Natural England wants to extend the existing Stiperstones National Nature Reserve, by joining up with landowners and partners to significantly increase the land declared as a National Nature Reserve by up to 5,000 hectares.

The Stiperstones National Nature Reserve is made up of a wild landscape of uplands, lowlands and woodland that attracts birds including red grouse, red kite, skylark, and snipe.

It is also home to invertebrates (insects) ranging from the hairy wood ant to the small pearl-bordered fritillary butterfly.

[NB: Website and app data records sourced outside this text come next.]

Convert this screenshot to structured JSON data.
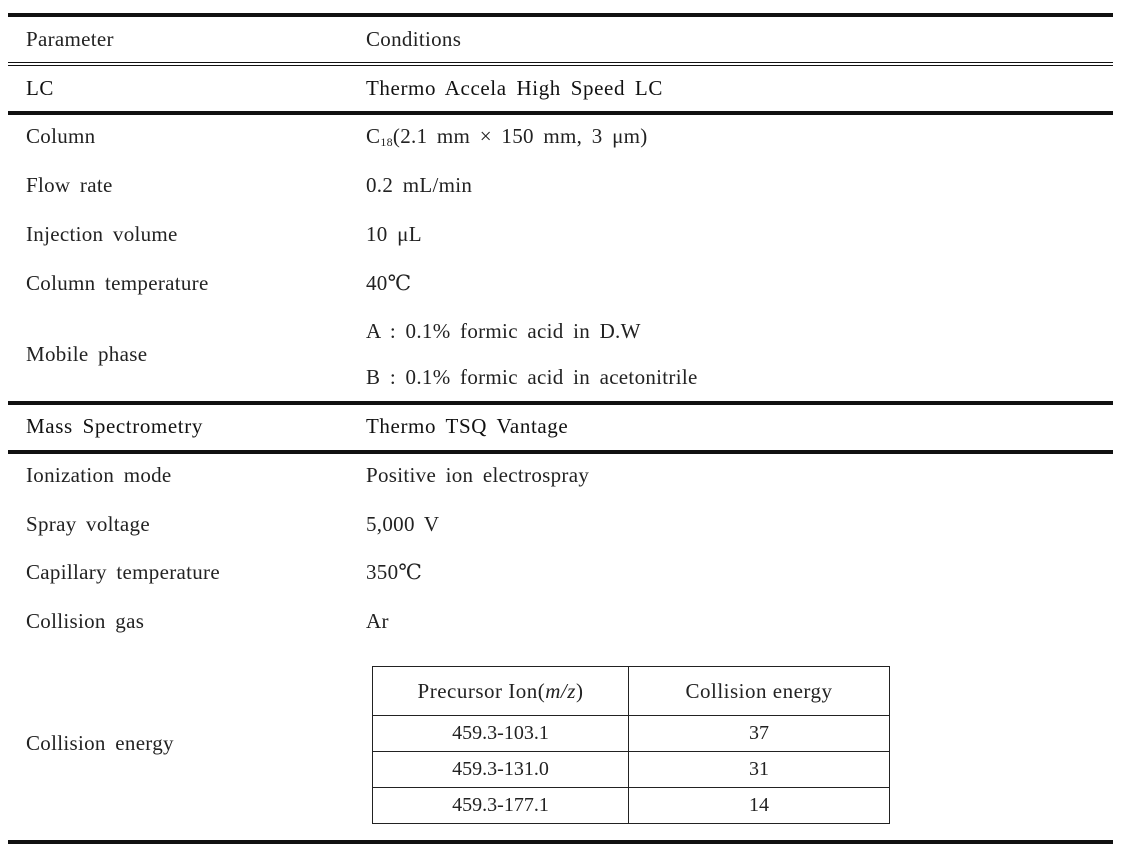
{
  "header": {
    "parameter": "Parameter",
    "conditions": "Conditions"
  },
  "lc": {
    "section": "LC",
    "instrument": "Thermo Accela High Speed LC",
    "rows": [
      {
        "param": "Column",
        "value_prefix": "C",
        "value_sub": "18",
        "value_rest": "(2.1 mm × 150 mm, 3 μm)"
      },
      {
        "param": "Flow rate",
        "value": "0.2 mL/min"
      },
      {
        "param": "Injection volume",
        "value": "10 μL"
      },
      {
        "param": "Column temperature",
        "value": "40℃"
      }
    ],
    "mobile_phase": {
      "param": "Mobile phase",
      "a": "A : 0.1% formic acid in D.W",
      "b": "B : 0.1% formic acid in acetonitrile"
    }
  },
  "ms": {
    "section": "Mass Spectrometry",
    "instrument": "Thermo TSQ Vantage",
    "rows": [
      {
        "param": "Ionization mode",
        "value": "Positive ion electrospray"
      },
      {
        "param": "Spray voltage",
        "value": "5,000 V"
      },
      {
        "param": "Capillary temperature",
        "value": "350℃"
      },
      {
        "param": "Collision gas",
        "value": "Ar"
      }
    ],
    "collision_energy": {
      "param": "Collision energy",
      "col1_prefix": "Precursor Ion(",
      "col1_italic": "m/z",
      "col1_suffix": ")",
      "col2": "Collision energy",
      "rows": [
        {
          "ion": "459.3-103.1",
          "energy": "37"
        },
        {
          "ion": "459.3-131.0",
          "energy": "31"
        },
        {
          "ion": "459.3-177.1",
          "energy": "14"
        }
      ]
    }
  }
}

Emma Johnson, deputy director for Natural England in the West Midlands said: “There’s a great opportunity here in Shropshire to create better and bigger places for nature, that people can enjoy too.

"A 'super' National Nature Reserve joining up land with partners would be so beneficial, for example soaking up huge amounts of carbon and helping to reduce flooding downstream."

Residents, landowners and anyone with an interest can attend a public drop-in session taking place between 6pm and 9pm on Wednesday, February 7 at the village hall in Snailbeach near Shrewsbury.

“Everyone is invited to find out more at the drop-in session where they will be able to talk to people from Natural England and some of the partner organisations involved," added Emma Johnson.

"There’ll be lots of information about the proposal, we really want to hear what people think.”

The Stiperstones National Nature Reserve will be one of the Kings Series of National Nature Reserves which were launched last year to celebrate the coronation of King Charles III.

The plans will see the creation of five major National Nature Reserves named every year for the next five years - 25 in total - leaving a lasting public legacy for people and nature.

As Prince of Wales, His Majesty expressed a deep love and concern for England’s wildlife, natural and rural places, frequently reflecting on his joy of walking and its role in promoting a healthy mind and body.

Read more on the Kings Series of National Nature Reserves at